This but a scratch! Comparing frequentist and Bayesian meta-analysis on CBM on addictive behaviours


  • R. van Beek
  • O. Zerhouni
  • M. Boffo
  • K. Nikolaou
  • R. Wiers
  • M. Marsman

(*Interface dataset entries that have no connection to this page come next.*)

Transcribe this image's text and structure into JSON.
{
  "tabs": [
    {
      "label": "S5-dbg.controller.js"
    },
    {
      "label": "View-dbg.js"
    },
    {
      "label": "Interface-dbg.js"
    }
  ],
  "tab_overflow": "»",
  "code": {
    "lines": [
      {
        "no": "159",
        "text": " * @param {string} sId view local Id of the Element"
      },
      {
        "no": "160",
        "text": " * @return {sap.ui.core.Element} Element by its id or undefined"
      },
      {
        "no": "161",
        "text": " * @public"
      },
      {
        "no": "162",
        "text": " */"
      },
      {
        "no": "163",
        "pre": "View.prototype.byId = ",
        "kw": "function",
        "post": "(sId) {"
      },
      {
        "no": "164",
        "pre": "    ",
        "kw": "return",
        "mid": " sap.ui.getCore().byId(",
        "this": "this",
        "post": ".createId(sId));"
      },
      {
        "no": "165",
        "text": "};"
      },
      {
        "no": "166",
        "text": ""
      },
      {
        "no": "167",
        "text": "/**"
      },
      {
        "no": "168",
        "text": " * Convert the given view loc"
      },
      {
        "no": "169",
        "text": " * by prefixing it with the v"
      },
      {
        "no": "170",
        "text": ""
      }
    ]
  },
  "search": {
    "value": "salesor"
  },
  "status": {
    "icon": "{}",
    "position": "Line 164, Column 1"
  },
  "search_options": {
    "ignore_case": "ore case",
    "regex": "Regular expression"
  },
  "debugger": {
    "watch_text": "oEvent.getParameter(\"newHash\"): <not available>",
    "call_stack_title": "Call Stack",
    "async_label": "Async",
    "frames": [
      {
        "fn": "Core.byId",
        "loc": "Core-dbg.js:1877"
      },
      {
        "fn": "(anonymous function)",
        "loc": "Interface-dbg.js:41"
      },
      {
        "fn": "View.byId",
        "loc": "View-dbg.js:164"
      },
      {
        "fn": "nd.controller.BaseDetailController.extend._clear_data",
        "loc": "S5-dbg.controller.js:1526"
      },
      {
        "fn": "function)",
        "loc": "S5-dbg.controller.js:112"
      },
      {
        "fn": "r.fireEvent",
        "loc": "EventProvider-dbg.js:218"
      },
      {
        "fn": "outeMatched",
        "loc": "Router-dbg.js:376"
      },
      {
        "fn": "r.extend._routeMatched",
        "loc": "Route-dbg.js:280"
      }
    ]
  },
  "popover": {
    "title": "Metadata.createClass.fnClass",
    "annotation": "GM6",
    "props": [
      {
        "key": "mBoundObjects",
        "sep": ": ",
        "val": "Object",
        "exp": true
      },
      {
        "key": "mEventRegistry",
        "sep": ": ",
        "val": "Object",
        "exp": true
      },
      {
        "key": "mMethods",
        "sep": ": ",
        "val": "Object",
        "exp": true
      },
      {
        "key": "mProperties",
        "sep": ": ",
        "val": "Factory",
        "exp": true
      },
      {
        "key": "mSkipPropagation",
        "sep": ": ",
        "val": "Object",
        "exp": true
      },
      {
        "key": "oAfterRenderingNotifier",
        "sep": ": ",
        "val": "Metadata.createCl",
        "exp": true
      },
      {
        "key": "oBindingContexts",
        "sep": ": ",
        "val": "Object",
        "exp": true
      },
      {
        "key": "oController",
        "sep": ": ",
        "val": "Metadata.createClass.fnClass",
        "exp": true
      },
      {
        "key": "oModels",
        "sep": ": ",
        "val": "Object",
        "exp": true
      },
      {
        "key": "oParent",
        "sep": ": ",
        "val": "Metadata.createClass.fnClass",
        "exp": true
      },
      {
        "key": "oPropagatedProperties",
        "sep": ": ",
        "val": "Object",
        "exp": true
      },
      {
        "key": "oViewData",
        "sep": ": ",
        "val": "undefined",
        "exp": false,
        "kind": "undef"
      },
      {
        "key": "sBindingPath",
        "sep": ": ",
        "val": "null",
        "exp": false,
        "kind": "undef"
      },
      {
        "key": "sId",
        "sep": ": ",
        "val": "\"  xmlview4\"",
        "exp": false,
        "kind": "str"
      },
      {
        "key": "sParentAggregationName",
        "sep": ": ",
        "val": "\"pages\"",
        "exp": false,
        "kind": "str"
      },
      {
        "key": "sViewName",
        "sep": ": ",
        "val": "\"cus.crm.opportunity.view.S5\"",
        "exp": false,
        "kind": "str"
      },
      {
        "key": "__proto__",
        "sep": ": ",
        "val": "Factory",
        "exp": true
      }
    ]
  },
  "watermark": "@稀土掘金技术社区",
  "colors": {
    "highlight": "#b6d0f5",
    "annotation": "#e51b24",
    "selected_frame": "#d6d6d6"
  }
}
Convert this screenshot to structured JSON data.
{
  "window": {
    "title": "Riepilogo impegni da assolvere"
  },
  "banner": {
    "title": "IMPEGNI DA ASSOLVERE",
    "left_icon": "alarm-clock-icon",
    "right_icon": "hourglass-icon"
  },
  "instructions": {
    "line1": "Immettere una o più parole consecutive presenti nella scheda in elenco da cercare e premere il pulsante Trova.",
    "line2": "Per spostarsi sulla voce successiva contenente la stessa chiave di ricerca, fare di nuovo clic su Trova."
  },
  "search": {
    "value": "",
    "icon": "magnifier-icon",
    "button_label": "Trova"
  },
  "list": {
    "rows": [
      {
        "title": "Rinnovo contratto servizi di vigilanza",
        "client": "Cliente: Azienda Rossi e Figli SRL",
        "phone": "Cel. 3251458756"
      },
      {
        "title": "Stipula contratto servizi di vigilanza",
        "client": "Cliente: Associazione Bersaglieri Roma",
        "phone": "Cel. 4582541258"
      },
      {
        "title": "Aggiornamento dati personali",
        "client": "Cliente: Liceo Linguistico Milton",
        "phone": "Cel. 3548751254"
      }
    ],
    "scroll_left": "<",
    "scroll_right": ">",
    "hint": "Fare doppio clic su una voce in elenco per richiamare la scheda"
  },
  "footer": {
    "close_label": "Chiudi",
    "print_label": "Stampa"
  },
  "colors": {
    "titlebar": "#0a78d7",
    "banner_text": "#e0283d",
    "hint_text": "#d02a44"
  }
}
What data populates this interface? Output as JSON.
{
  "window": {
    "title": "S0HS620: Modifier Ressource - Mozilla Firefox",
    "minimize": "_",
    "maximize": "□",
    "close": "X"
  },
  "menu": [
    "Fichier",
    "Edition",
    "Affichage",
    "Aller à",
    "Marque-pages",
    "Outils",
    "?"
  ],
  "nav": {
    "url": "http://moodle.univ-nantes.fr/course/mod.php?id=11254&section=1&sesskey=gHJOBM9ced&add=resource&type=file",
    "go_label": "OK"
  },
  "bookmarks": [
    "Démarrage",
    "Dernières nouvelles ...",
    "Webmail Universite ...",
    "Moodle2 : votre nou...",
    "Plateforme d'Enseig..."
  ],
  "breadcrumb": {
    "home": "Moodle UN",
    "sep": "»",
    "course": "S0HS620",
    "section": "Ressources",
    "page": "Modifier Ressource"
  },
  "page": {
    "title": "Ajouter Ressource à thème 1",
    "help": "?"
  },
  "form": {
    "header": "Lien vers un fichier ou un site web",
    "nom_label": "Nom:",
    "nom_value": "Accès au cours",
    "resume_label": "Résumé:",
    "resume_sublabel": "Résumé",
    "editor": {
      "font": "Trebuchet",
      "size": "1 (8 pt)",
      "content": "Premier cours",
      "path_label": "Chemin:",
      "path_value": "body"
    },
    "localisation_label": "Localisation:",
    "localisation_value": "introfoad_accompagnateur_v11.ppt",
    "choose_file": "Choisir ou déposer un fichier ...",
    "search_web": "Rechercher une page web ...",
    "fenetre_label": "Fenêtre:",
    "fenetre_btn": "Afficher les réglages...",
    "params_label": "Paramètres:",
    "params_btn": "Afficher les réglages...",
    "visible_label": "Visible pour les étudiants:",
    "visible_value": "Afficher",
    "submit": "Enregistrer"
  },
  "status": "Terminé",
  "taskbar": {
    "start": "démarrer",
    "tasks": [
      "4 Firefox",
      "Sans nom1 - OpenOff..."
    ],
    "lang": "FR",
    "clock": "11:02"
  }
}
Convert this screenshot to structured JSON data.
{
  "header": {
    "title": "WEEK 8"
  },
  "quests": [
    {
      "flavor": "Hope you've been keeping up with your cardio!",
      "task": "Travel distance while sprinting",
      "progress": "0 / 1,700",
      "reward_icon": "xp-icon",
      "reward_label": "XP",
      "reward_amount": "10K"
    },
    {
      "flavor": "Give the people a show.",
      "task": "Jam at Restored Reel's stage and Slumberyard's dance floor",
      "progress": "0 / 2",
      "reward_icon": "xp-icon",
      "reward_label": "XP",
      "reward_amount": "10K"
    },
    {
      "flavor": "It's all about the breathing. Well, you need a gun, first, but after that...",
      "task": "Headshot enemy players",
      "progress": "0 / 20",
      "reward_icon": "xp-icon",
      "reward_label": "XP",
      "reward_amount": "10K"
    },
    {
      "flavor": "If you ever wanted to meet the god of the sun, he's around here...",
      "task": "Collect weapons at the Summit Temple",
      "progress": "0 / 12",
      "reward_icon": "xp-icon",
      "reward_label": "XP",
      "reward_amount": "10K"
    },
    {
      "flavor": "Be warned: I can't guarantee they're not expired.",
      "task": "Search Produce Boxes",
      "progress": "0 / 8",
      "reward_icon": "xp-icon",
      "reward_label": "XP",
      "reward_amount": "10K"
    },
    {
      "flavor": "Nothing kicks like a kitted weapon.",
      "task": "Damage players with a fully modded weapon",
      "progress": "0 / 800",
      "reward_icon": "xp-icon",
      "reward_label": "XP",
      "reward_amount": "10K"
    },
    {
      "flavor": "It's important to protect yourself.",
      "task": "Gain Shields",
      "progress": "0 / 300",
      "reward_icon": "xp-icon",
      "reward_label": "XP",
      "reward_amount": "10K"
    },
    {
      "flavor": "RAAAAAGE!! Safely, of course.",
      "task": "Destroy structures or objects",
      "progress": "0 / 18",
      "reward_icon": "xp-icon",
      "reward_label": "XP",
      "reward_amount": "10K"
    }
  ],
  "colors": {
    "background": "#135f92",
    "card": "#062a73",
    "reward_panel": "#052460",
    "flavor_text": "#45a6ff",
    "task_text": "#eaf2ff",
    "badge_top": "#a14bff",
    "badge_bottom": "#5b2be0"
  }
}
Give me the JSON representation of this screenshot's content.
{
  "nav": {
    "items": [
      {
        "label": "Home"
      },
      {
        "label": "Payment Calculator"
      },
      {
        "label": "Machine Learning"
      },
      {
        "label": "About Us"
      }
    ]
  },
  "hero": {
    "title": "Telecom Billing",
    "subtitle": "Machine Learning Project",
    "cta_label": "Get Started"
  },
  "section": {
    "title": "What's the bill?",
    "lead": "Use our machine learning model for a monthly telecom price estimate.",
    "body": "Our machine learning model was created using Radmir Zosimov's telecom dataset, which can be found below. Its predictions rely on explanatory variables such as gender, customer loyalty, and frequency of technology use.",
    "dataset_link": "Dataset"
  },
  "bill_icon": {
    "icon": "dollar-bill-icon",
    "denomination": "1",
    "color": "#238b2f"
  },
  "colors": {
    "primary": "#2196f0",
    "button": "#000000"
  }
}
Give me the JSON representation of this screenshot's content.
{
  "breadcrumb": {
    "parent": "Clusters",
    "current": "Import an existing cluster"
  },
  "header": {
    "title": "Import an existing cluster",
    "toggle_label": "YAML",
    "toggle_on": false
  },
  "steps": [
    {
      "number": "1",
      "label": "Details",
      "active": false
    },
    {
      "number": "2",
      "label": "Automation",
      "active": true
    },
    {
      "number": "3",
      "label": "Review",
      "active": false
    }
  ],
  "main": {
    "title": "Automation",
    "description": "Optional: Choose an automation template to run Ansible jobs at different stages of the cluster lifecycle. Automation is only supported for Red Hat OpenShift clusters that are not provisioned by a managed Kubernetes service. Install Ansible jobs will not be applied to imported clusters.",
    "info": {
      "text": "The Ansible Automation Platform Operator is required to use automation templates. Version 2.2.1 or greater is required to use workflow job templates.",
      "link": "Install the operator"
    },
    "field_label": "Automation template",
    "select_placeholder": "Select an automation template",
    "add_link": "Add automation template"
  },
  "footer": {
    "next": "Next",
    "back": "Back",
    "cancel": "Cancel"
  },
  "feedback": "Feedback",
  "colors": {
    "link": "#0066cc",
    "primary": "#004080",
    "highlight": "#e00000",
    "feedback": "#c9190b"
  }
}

Different automatic cognitive biases have been found to underlie the onset and maintenance of addictive behaviours. Cognitive Bias Modification (CBM) interventions target these maladaptive processes by reducing or reversing them. Recent meta-analyses investigating the effectiveness of CBM interventions point in different directions. Using the Cochrane Handbook for Systematic Reviews of Interventions we conducted a systematic review of CBM interventions targeting alcohol and tobacco use. We aggregated published evidence on the effects of CBM on (i) cognitive bias and (ii) consumption in clinical and subclinical alcohol and tobacco users. We quantified the evidence using both frequentist and Bayesian random effects models. Twenty studies investigating the effect of CBM interventions on cognitive biases and a number of clinical outcome measures were included in the analysis. A random-model analysis with the Sidik-Jonkman method showed a medium-sized reduction of bias toward alcohol and tobacco cognitive biases attributable to CBM and a small-sized reduction on actual consumption at post-test with 95% confidence intervals that did not encompass zero. However, the Bayesian random-effects model showed only a small effect on cognitive bias for alcohol. Moderator analysis provided insights on potential moderators underpinning the effectiveness of CBM, such as type of addiction, number of training trials, type of CBM intervention, mode of delivery, and type of participants. While recent evidence has questioned the efficacy of CBM in addiction, we discuss the limitations of current research designs and provide suggestions for improvement.